Most of us learn about personal finance through trial and error. The mistakes we make urge us not to repeat them and provide some insights as to what works for our lifestyles and what doesn’t. While it’s true that there is a wide array of personal finance information freely available to us on the internet, it’s difficult to find advice that is applicable for our lives, be it country, lifestyle or income. Finding out what works best for our lives takes time.
That being said, there are some basic financial dos and don’ts that could never go wrong, no matter what your personal finance philosophy might be.
DO track your expenses
Tracking your expenses down to the last rupee should be done from your first paycheck onwards. Regardless of whether you’re more focused on savings or more into spending and investments, tracking your expenses allows you to know where your money is going and, most importantly, if you’re losing money unnecessarily either through unconscious expenses or even fraudulent bank charges.
There are many ways you can easily track your expenses:
Nowadays, there are countless personal finance mobile apps that not only allow you to track your finances but also automatically categorise your expenses. Some mobile apps even have features to remind you to enter your finances daily and connectivity with your bank account.
Write It Down
The traditional method of keeping your accounts in a ledger will never go out of style. Once you make the act of writing down your daily or weekly expenses a ritual of sorts, you will never forget to keep track.

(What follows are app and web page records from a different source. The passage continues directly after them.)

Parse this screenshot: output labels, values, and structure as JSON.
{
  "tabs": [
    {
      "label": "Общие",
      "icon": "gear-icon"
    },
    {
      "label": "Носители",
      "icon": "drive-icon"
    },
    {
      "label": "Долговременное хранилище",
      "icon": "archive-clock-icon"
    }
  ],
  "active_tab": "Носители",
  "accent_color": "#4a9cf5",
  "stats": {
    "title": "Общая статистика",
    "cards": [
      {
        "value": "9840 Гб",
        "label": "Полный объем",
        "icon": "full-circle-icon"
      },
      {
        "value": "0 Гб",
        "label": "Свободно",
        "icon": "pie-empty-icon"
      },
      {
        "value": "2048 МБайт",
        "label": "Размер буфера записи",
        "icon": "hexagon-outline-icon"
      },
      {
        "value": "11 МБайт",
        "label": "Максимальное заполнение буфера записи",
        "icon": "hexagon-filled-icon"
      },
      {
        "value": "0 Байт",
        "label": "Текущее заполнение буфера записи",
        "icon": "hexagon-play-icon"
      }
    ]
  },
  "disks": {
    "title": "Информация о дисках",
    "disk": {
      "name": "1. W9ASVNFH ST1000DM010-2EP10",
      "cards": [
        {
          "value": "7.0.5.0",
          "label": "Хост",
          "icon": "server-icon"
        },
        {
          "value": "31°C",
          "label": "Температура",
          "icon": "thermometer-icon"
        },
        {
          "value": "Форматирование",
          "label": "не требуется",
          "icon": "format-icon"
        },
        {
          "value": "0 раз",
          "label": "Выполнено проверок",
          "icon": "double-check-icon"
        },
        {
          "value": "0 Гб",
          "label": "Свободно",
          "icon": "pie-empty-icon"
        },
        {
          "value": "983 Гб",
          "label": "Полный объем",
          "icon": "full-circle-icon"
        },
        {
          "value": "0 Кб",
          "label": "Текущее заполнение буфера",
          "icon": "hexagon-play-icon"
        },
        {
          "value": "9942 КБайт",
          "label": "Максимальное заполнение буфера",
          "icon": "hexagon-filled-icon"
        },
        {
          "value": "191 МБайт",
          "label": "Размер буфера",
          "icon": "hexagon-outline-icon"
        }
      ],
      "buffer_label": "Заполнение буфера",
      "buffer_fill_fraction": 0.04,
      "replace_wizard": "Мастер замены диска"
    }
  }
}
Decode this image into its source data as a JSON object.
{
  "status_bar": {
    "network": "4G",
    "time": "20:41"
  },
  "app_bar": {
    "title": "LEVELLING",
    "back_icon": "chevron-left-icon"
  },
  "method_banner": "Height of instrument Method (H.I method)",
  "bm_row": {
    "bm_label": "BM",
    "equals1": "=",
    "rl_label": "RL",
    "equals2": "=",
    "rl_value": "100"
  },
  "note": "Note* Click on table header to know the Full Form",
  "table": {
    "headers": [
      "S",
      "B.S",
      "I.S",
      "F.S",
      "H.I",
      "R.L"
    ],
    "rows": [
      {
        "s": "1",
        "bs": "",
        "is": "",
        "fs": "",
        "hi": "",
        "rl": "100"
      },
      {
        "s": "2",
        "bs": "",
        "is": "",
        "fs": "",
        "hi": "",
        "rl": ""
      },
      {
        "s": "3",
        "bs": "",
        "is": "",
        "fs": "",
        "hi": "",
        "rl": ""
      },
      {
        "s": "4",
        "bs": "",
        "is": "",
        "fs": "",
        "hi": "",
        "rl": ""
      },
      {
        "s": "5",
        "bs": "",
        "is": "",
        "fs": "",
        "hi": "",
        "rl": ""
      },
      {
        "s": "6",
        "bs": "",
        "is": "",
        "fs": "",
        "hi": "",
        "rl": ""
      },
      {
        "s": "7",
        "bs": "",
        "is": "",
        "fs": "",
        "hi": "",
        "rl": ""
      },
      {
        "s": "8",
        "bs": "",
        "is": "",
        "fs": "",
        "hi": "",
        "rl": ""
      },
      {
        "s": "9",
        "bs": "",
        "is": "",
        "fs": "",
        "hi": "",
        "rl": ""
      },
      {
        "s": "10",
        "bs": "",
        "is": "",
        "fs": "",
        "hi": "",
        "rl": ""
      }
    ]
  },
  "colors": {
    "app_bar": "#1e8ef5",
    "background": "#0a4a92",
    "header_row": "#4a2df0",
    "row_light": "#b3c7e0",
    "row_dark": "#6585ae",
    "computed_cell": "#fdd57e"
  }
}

DO have a long term financial goal
While you don’t need to have the rest of your life planned out in your early twenties itself, make sure that your personal finance philosophy does not hinder your overall life goals. If your end-goal is to become exceedingly wealthy, you need to know the ins and outs of smart investments. If you are someone who prioritizes safety and security, perhaps savings and various fixed assets should be the keystone of your finances. Take baby steps towards reaching that goal from as early an age as possible.
DO think about your credit score
A lot of people are determined to go through life debt-free. Vowing never to borrow money, they avoid taking credit cards or any kind of loan, choosing to rely on their savings for larger expenses like weddings, education etc.. However, buying your first home or vehicle without some financial assistance is impractical in this day and age. People who have never considered their credit record prior to their first major borrowal might find themselves at a great disadvantage in terms of longer processing periods, smaller loan values and even run the risk of their loan application being rejected. Owning a credit card with a high limit (which you don’t even need to use) will help you apply for larger loan values should the time come when you need it.
DON’T pay your monthly credit bill partially
There is absolutely nothing wrong with relying on a credit card to better manage your monthly finances. Not only can you break down large purchases into more manageable monthly instalments (possibly even interest-free), but you can even save money through cashback schemes and credit card offers. However, you should never give into the temptation of simply paying the minimum value on your credit card bill. A monthly credit card bill of Rs. 13,000 might have a very “reasonable” minimum payment of just Rs. 300 to entice customers into simply paying off the minimum amount. If you carry forward the balance (on which a huge interest will be charged) you are walking right into a debt trap where your payable amount will continue to grow exponentially until you have little to no hope of ever paying it off.
DON’T live life on borrowed money
With the number of credit facilities that are readily offered to customers these days, it is extremely tempting to upgrade your standard of living. Be it your bank overdraft, credit card, payday loans from OnCredit.lk or a quick spot from a friend, relying on borrowed money for non-essential items is a slippery slope indeed. If you are constantly borrowing money, using your salary to settle debts and borrowing again to manage your monthly expenses, urgently look for ways to break out of this cycle and increase your income.
DON’T take on debt responsibility
One lesson that people learn only when it’s too late is to never agree to be a guarantor to other people’s personal loans. While it might seem simple enough to do a favour for your well-off best friend with the assurance that they will nerve default on their personal loans, unless you are willing and able to undertake the responsibility of paying off their debts, never agree. In any situation where the loan-taker is unable to settle the debt, you will need to do so. If the loan-taker suddenly goes bankrupt, dies or simply defaults, your entire life will get turned upside down. As a rule of thumb, it is best to simply say no to becoming a guarantor for someone else’s personal loans.